How Long my Cat Lived with Stage 4 Kidney Failure

How long can a cat live with kidney disease

Okay now it’s time to meet my gal, Tinkerbell. She is my mystery cat I seriously don’t know how she is still with us today given the severity of the progress of her kidney failure. That’s right before you read her story I will say we still don’t know her ending, she is with us more than a year and half later still thriving.

We took a much different approach with Tinkerbell compared to Olaf. Since she was so advanced I always viewed her more as a hospice patient (Tinkerbell has the last laugh with me on that). You can see her above when she was in the hospital on IV treatment. We were able to visit her every day of her 7 day treatment. She had 14.9 creatinine which is basically off the charts. Even after 7 days she was still at 7 for creatinine and still considered stage 4 kidney failure.

Now her path once home from the hospital was shaky at first. She didn’t want to eat her new kidney food or really any food for that matter. Turns out she just needed to eat straight from a can. Then we got her to have a good run with homemade raw food and now she only eats commercial cat food. She differently has gone through phases. She also had a horrible run with gum issues and mouth sores. We were able to give her some pain meds, colloidal silver and slippery elm bark. It took near a mouth to fully heal and clear up. Just in time for the pandemic to hit she was doing really well and getting subQ fluids several times a week.

Then flash forward to almost a year after her diagnosis she won’t tolerate subQ fluids so we go to the vet. Her labs came back and she had dropped to a 5 for creatinine (but still stage 4). She has the beginnings of the protein spill in her urine we saw in Olaf so we are watching her blood pressure for now. But she plays, eats and loves snuggling up on my husbands lap for a work day.

I know this doesn’t give you any concrete conclusion but when we do lose her as I do acknowledge her days with us are most likely shorter than I have with our other cats I will be sure to come back and update this article.

How to Help your Cat with Kidney Disease Live Longer
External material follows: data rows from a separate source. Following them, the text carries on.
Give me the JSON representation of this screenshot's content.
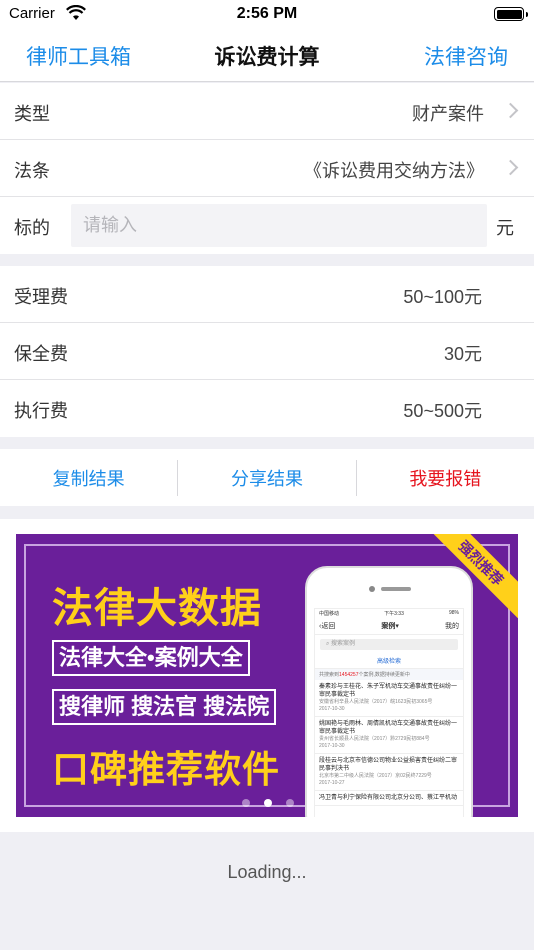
{
  "status_bar": {
    "carrier": "Carrier",
    "time": "2:56 PM"
  },
  "nav": {
    "left": "律师工具箱",
    "title": "诉讼费计算",
    "right": "法律咨询"
  },
  "form": {
    "type_label": "类型",
    "type_value": "财产案件",
    "law_label": "法条",
    "law_value": "《诉讼费用交纳方法》",
    "amount_label": "标的",
    "amount_placeholder": "请输入",
    "amount_value": "",
    "amount_unit": "元"
  },
  "results": [
    {
      "label": "受理费",
      "value": "50~100元"
    },
    {
      "label": "保全费",
      "value": "30元"
    },
    {
      "label": "执行费",
      "value": "50~500元"
    }
  ],
  "actions": {
    "copy": "复制结果",
    "share": "分享结果",
    "report": "我要报错"
  },
  "banner": {
    "headline": "法律大数据",
    "line1": "法律大全•案例大全",
    "line2": "搜律师 搜法官 搜法院",
    "headline2": "口碑推荐软件",
    "ribbon": "强烈推荐",
    "phone": {
      "carrier": "中国移动",
      "time": "下午3:33",
      "battery": "98%",
      "back": "返回",
      "title": "案例",
      "mine": "我的",
      "search_placeholder": "搜索案例",
      "advanced": "高级检索",
      "hint_prefix": "共搜索到",
      "hint_count": "1454257",
      "hint_suffix": "个案例,数据持续更新中",
      "items": [
        {
          "title": "秦素珍与王桂花、朱子军机动车交通事故责任纠纷一审民事裁定书",
          "court": "安徽省利辛县人民法院（2017）皖1623民初3065号",
          "date": "2017-10-30"
        },
        {
          "title": "姚国艳与毛雨林、周倩凯机动车交通事故责任纠纷一审民事裁定书",
          "court": "贵州省长顺县人民法院（2017）黔2729民初884号",
          "date": "2017-10-30"
        },
        {
          "title": "段桂云与北京市信德公司物业公益损害责任纠纷二审民事判决书",
          "court": "北京市第二中级人民法院（2017）京02民终7229号",
          "date": "2017-10-27"
        },
        {
          "title": "冯卫青与利宁保险有限公司北京分公司、蔡江平机动",
          "court": "",
          "date": ""
        }
      ]
    },
    "slides_total": 3,
    "slides_active": 2
  },
  "loading": "Loading..."
}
Therapeutic treatments really go a long way with kidney disease. To start if you want to focus all in solid nutrition. If you can only do one thing for your cat THIS is it! These cat’s need protein to survive but of course protein can cause a lot of excess waste in the system so it’s a balance act. We break more down of food and options all over here. Key take aways on food, is to get a high quality protein (preferably human grade meat if you can afford) and if your cat is not already on a wet food diet now is the time to transition them.

Hydration is so key. When a cat’s kidneys are not working up to par they will pee more frequently. You may hear they can’t concentrate their urine, this means the fluids just sorta run right through them and they aren’t absorbing their fluid intake like before. For this reason the more water you can get into your cat the better. This is why we recommend wet food, a bubbling water fountain, and if advanced subQ fluids.

Lastly, there are the extra mile treatments, we have tons of supplement options broken down that you can review with your cat’s veterinarian. Plus some have seen success with having acupuncture done on their cat as well.

Conclusion on Kidney Disease Cats Life Expectancy

To wrap up this article up I would like to remind us of this humbling thought that we just don’t know what life holds for us in the future. We all have to just do the best we can and take it day by day. By following the advice of my cat’s doctors and also doing research on my own, plus some trial and error we were able to get extra years with our babies. It was touch and go at some point and some days were blissfully better than other but I wouldn’t go back and change it.

We hope that our stories have given you some additional insight on how long can a cat live with Kidney Failure. If you have a story of your own please share it in the comments below for others to see that kidney disease may be terminal but cats can still get extra happy years while managing the disease.